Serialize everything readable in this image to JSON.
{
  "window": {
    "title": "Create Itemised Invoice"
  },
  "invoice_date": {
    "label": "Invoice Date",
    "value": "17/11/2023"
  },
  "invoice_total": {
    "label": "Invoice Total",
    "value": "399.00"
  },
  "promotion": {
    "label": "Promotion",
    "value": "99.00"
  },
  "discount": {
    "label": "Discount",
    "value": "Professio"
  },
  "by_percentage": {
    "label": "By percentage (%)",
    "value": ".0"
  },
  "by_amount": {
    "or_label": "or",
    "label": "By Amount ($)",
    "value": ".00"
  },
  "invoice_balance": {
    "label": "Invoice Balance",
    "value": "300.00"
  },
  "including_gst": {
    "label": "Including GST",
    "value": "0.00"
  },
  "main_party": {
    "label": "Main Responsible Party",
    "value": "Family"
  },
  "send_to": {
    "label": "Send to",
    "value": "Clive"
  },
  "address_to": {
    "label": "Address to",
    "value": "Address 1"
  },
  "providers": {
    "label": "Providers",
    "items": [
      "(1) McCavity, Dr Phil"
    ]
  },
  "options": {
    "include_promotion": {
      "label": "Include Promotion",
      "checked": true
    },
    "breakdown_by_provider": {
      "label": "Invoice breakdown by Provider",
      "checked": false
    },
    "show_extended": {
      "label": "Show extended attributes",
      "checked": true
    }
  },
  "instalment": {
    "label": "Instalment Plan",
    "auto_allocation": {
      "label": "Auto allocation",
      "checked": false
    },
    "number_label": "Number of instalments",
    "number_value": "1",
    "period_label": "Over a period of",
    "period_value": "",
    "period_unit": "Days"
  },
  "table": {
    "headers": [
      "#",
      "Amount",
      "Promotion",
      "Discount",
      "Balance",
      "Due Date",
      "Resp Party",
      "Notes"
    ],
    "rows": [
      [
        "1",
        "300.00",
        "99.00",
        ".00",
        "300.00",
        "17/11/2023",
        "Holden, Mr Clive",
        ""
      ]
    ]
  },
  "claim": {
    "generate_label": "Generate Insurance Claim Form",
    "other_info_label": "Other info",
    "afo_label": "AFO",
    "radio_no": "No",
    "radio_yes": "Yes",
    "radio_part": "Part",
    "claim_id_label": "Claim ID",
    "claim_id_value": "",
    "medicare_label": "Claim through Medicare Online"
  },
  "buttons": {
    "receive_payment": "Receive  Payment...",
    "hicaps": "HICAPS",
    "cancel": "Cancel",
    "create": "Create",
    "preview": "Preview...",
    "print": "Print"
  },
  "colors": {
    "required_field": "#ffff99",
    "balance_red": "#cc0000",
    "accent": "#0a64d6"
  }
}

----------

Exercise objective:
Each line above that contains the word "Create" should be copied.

Reply:
    "title": "Create Itemised Invoice"
    "create": "Create",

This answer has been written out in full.